Well, according to Reinventors, if you want to end up like Kmart, Blockbuster and EMI – nope.  You don’t have to reinvent yourself.  Feel free to take the position of “If it ain’t broke, don’t fix it” and watch what happens.

Jennings doesn’t say that reinvention is fun.  He says it’s necessary.  As you might expect from a journalist and media consulting expert, Jennings has done his homework.  He’s researched 22,000 articles and 100 companies.  Then he and his team selected the best examples of companies who have reinvented themselves and went inside and learned how they did it.

You won’t be surprised to find companies like Starbucks (you can read our review of Onward [4] for the details on that story),  Southwest and Apple [5] on the list.

Don’t worry, Jennings has included “The Rules”

The myriad interviews and research have yielded a set of reinvention rules that you can apply in your own business.  Sorry, I have to tease you here.  But you’ll have to get the book for yourself to learn how to:

  • Spot game changers before it’s too late
  • Build and commit to a culture of change and growth
  • Get your people on the same page to adapt with you
  • Change frugally with the resources available
  • Get rid of these eight reinvention killers – not letting go over yesterday’s breadwinners, your ego, same old same old, conventional wisdom, a sense of entitlement, greed and a short timers’ mentality

Applying the lessons in the book

Although the end of each chapter has some useful-to-do’s it isn’t a pre-digested recipe and to do list that will magically give you the holy grail and turn you into a reinventor.  Instead you’ll find tips and insights that you might have to practice over the course of your business such as these:

“Let go of the fairy tale.  Remind yourself that you have to kiss a lot of frogs to find a prince.”

Or:

“Figure out what business you are really in or want to be in.  Always be looking for a way to turn lettuce into salad.”

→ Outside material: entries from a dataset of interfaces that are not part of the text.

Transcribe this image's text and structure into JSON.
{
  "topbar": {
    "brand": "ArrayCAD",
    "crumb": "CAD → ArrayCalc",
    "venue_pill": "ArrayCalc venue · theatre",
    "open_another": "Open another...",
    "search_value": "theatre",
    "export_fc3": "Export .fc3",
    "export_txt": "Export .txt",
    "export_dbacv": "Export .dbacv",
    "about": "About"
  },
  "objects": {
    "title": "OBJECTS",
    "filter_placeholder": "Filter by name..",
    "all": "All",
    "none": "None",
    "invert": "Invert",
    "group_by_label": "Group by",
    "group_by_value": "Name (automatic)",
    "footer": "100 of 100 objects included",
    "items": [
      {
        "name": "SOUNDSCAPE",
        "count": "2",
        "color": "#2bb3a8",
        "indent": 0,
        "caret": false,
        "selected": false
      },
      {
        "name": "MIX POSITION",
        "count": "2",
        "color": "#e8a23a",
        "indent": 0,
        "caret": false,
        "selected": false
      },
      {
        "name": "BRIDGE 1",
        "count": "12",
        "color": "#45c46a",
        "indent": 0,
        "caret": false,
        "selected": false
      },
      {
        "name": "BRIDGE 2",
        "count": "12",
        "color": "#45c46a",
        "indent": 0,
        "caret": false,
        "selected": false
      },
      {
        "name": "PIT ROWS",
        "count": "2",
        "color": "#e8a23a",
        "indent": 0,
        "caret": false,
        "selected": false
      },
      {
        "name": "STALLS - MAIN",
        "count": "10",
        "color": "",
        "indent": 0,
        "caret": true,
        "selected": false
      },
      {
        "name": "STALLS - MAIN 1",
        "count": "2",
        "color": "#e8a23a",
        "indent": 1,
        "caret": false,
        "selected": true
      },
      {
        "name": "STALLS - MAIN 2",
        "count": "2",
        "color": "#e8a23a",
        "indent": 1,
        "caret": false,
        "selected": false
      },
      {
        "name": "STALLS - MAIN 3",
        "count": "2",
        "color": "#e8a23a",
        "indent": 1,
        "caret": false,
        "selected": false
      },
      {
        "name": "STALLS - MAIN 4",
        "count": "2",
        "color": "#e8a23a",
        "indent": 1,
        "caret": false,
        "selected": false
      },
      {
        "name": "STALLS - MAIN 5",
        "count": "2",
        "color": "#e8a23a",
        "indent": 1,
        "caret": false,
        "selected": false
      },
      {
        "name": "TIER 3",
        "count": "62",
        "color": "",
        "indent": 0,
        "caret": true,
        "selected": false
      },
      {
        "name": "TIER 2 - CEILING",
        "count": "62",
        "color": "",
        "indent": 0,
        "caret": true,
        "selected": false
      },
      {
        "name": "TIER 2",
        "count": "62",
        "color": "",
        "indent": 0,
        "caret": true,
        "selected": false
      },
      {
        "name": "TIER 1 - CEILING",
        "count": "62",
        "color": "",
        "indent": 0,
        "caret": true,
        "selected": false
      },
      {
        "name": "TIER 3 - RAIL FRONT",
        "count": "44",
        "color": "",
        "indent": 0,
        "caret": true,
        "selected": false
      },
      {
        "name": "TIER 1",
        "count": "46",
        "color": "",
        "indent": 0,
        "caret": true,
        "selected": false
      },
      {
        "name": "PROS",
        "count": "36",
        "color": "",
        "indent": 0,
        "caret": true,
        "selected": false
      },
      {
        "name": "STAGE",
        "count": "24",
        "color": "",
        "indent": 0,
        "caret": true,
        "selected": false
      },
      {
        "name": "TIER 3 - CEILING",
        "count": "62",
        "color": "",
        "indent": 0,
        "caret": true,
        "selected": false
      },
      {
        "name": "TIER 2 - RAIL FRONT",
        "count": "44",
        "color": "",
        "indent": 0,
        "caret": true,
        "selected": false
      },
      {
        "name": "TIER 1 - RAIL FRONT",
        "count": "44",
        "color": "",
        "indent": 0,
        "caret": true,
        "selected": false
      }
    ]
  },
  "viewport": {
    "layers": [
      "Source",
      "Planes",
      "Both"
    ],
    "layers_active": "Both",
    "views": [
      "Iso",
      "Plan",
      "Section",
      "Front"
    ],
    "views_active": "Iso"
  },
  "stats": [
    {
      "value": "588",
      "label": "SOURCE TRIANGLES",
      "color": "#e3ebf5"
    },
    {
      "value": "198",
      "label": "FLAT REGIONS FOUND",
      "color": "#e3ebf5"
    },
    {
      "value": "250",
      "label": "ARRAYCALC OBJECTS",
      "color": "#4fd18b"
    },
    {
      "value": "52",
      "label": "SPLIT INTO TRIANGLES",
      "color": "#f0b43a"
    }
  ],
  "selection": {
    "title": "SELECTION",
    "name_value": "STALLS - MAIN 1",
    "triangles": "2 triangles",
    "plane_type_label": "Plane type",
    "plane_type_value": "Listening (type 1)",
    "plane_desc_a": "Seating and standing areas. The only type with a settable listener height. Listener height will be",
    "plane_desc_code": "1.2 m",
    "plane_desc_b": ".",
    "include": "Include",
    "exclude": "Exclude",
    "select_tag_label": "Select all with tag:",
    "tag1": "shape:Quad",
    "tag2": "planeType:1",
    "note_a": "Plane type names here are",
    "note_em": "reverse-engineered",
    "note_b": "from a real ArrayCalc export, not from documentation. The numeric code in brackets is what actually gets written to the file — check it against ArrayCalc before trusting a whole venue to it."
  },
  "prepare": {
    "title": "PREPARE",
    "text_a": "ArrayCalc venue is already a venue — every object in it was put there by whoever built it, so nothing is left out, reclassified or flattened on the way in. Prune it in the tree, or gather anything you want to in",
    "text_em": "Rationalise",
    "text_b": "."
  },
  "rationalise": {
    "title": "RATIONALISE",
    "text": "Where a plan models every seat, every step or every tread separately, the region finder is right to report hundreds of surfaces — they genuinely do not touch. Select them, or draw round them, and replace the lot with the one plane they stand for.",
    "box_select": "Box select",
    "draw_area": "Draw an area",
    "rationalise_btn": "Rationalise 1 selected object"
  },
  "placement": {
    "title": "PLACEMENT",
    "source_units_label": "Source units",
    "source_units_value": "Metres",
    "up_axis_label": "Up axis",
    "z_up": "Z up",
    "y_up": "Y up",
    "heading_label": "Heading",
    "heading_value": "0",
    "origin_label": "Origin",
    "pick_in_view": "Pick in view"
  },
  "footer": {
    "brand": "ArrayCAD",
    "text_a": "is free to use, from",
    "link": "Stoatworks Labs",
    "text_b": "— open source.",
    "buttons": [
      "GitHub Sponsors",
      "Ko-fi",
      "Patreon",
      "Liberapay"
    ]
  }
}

(You’ll have to read the bagged lettuce story to get this one.)  Just notice that this book re-chewed and pre-digested for you.  You will have to read it, digest it and perhaps get help from a few experts in some of these areas.  Don’t be fooled.  This isn’t a how-to book.  It’s a what-to-book.  You will have to create your own how-to’s if you’re really committed to reinvention.

Who should read The Reinventors

This is a book written for business book lovers and company watchers.  If you enjoy learning about what makes companies succeed and fail – you’ll appreciate The Reinventors.  This is a general management book, marketing strategy book and leadership book all in one.

I’d recommend this book as an excellent “travel reader.”  It’s the kind of book you’ll want to pick up for your next business trip to read on the plane or at the airport.  It will inspire you for whatever meeting you’re going to and educate you on some healthy business principles.  Not only that, you’ll probably finish it in one trip!

The Reinventors [1] will be released in May and is available for pre-order.

 


Article printed from Small Business Trends: http://smallbiztrends.com

URL to article: http://smallbiztrends.com/2012/03/a-review-of-the-reinventors.html

URLs in this post:

[1] The Reinventors:  How Extraordinary Companies Pursue Radical Continuous Change: http://www.amazon.com/gp/product/1591844231/smallbusin0b3-20

[2] Jason Jennings: http://www.jason-jennings.com/

[3] @jasonjennings: http://www.twitter.com/jasonjennings

[4] Onward: http://smallbiztrends.com/2011/07/read-onward-over-your-favorite-cup-of-starbucks.html

[5] Apple: http://smallbiztrends.com/2011/05/book-review-steve-jobs-way-ileadership-new-generation.html